### WHAT THE TASK ASKS
In the entries below, find each line with the word "label" and return it.

### INPUT RECORDS
==============================

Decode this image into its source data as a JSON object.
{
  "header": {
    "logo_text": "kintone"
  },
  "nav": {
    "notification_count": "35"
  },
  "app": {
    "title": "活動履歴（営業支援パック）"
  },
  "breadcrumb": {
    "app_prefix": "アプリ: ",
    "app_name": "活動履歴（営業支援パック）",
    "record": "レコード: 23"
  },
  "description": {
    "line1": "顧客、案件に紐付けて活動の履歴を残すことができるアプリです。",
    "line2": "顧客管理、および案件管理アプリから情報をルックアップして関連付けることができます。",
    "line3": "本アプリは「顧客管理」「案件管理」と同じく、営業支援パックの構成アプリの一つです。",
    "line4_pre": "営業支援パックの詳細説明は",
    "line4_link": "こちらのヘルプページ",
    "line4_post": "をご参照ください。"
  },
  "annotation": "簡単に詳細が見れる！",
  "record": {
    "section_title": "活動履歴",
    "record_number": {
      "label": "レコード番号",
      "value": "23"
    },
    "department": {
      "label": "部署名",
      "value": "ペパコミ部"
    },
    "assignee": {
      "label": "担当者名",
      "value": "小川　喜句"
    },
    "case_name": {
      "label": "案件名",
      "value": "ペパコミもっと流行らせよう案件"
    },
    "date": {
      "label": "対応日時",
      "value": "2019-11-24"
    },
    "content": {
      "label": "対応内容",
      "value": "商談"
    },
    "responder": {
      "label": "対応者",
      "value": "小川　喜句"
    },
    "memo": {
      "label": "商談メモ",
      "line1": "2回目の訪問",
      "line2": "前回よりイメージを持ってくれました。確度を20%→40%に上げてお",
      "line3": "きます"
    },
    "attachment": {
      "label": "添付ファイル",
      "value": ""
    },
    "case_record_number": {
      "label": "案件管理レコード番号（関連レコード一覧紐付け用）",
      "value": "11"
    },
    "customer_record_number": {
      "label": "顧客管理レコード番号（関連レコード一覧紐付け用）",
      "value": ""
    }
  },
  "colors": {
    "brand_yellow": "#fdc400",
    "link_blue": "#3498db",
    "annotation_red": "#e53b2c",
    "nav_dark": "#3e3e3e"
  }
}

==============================

### RESULT BELOW
      "label": "レコード番号",
      "label": "部署名",
      "label": "担当者名",
      "label": "案件名",
      "label": "対応日時",
      "label": "対応内容",
      "label": "対応者",
      "label": "商談メモ",
      "label": "添付ファイル",
      "label": "案件管理レコード番号（関連レコード一覧紐付け用）",
      "label": "顧客管理レコード番号（関連レコード一覧紐付け用）",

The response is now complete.